Don't leave a mess for some else to clean up. If you don't want to waste your time with it, then make sure whoever is cleaning up your mess is either well compensated, or in total agreement with how important your time is over theirs...maybe you have an exam...or maybe you're late for an appointment. You're handing over your job...basically.
Drama has a time and place. Not everyone has the bandwidth or kitchen space for verbal and physical drama. Hand flinging/wringing with spot jumping and expressions that take away from the moment are to be held back; maybe brought forward when your favorite team is doing badly.
Look people in the eye, wait for a satisfactory end to a conversation before going back to your
You hate being dismissed before you've said your piece right? It is true of everyone! It is easier to figure out if someone is ready to end the conversation if you're watching their face. Easy to tell what a person is if you look them in the eye. And it will be infinitely easier for people to reach out and trust you if you can look at them and meet their eye! If you're in a hurry, say so. Most of the time the video clip you're raring to get back to can wait!
Staying organized saves time in the long run. I'd get a stylish shoe thrown effectively at my head if the ladies from college who are my dear friends read this one. But I've discovered through messes and repeated explanations/exclamations and my own frustration, that NOTHING beats organization. No sense in promoting anything else, and disguising inefficiency as organized chaos. It does allow for more gracious living. And Mini-Him being my child, is learning this the hard way.
Listening is everything. Folks say a lot. And it behooves us to listen. For their sake, and our own. Nothing is accomplished if everyone is talking all the time. And if everyone is arguing all the time.
A No is a No. Where did we go wrong with this one? Why is NO infused with shades of gray? How can stop mean go a little further? And how did "put that down now" become "5 minutes more? for the next half an hour??"
Greet visitors, neighbors and others who acknowledge you with more than a cursory nod before rushing off into video game heaven. We're trying to rigidly enforce this one. By "rigidly enforcing", I mean that we are applying consequences and taking the sacred hours of video-gaming. Yes. No boorish behavior is allowed. People are to be treated with respect. Your moods, excitement and everything are important, but the moment you are required to interact with another creature, your attention is to be all "there." He is required to spend thirty minutes in the company of visitors, ask polite questions, listen patiently, and then ask to be allowed to go. At which point we let him go. If he has done his job. Also, he HAS to watch his mouth! How controversial can a 12 year old get?!
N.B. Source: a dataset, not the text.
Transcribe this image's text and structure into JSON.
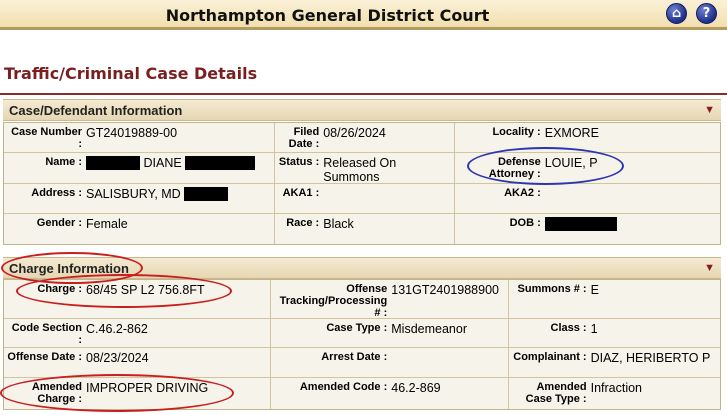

There have been a couple more since I started writing this two days ago. And I'm afraid he will zone us out. I think he is zoning us out. But it hit me that he probably will stay another 5-6 years at home before heading to college. We all (Mini-Him too) don't have as much time as we thought we did. We've said everything over and over for ages. But we're getting to a point when he can't be just anyway. He would have to accept the preachy nuggets. The hypocrisy needs to be ignored! Yes I was messy! And no...he cannot be. So there. Who said I was fair?!
I hope for Mini-Him to be a gracious, put together member of society. Someone who can listen and yet, stand up for what he believes in. Someone who can make it no matter what is thrown at him, and someone who can plan a course toward living his ambitions, what ever they morph into, from the current graphic artist/physicist and comic strip writer combo.
I'm tired just thinking about it. I need my ginger tea.
*Image 1 credit - "Chaos Order Post-it Papers Show Disorganized or Ordered" by Stuart Miles through www.freedigitalphotos.net
**Image 2 credit - "Herbal Tea On White Background" by phasinphoto through www.freedigitalphotos.net